So, it is useful to keep an eye on your resting heart rate.

Activity trackers are pretty good at tracking it, but you can also easily measure your heart rate by monitoring your pulse and using a stopwatch.

Heart rate during exercise

Activity trackers will also measure your heart rate when you're active.

To improve fitness efficiently, professional athletes focus on having their heart rate in certain "zones" when they're exercising so knowing their heart rate during exercise is important.

But if you just want to be more active and healthier, without a specific training goal in mind, you can exercise at a level that feels good to you and not worry about your heart rate during activity.

The most important thing is that you're being active.

Also, a dedicated heart rate monitor with a strap around your chest will do a much better job at measuring your actual heart rate compared to an activity tracker worn around your wrist.

Maximal heart rate

This is the hardest your heart could beat when you're active, not something you could sustain very long.

Your maximal heart rate is not influenced by how much exercise you do, or your fitness level.

Most activity trackers don't measure it accurately anyway, so you might as well forget about this one.



Your muscles need oxygen to work.

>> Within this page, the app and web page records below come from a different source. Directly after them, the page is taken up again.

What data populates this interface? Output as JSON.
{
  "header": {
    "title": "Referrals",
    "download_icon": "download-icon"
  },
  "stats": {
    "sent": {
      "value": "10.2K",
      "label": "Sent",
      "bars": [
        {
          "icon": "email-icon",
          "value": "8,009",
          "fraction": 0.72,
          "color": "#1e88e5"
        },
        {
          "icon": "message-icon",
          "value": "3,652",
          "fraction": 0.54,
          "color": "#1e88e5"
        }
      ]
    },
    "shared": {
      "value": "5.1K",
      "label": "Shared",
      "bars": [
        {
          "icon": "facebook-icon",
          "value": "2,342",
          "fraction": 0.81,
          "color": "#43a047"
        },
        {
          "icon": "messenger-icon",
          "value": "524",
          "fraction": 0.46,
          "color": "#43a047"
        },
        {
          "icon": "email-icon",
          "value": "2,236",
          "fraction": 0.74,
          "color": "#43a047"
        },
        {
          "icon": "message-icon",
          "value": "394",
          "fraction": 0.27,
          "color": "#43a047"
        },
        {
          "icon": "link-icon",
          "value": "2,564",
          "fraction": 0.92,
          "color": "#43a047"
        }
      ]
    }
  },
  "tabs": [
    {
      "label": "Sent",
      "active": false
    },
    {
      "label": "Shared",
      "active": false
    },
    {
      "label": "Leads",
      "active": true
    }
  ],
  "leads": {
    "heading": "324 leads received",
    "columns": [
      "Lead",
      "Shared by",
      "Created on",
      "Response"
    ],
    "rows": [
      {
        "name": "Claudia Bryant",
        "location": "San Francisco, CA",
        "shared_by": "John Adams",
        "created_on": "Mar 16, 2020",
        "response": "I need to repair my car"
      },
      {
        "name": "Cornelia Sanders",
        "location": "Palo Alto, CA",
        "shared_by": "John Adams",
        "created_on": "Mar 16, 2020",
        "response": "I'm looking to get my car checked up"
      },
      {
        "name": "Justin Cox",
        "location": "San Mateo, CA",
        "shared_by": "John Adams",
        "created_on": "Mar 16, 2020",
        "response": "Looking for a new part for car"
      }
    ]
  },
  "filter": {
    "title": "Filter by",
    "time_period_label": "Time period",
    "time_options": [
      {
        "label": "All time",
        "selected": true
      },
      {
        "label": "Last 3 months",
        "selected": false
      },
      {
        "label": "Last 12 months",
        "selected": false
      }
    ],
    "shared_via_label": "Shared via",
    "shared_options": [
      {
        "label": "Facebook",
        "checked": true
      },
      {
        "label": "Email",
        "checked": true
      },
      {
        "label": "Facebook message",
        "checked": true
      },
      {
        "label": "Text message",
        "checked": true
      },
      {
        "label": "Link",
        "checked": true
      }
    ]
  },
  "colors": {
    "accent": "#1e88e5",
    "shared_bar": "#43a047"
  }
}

The more oxygen your body can process, the harder you can work, and therefore the fitter you are.

VO₂max is the volume (V) of oxygen (O₂) we could breathe maximally (max) over a one minute interval, expressed as millilitres of oxygen per kilogram of body weight per minute (ml/kg/min).

Inactive women and men would have a VO₂max lower than 30 and 40 ml/kg/min, respectively.

A reasonably good VO₂max would be mid thirties and higher for women and mid forties and higher for men.

VO₂max is another measure of fitness that correlates well with all cause mortality:

the higher it is, the lower your risk of dying.

For athletes, VO₂max is usually measured in a lab on a treadmill while wearing a mask that measures oxygen consumption.

Activity trackers instead look at your running speed (using a GPS chip) and your heart rate and compare these measures to values from other people.

If you can run fast with a low heart rate your tracker will assume you are relatively fit, resulting in a higher VO₂max.

These estimates are not very accurate as they are based on lots of assumptions.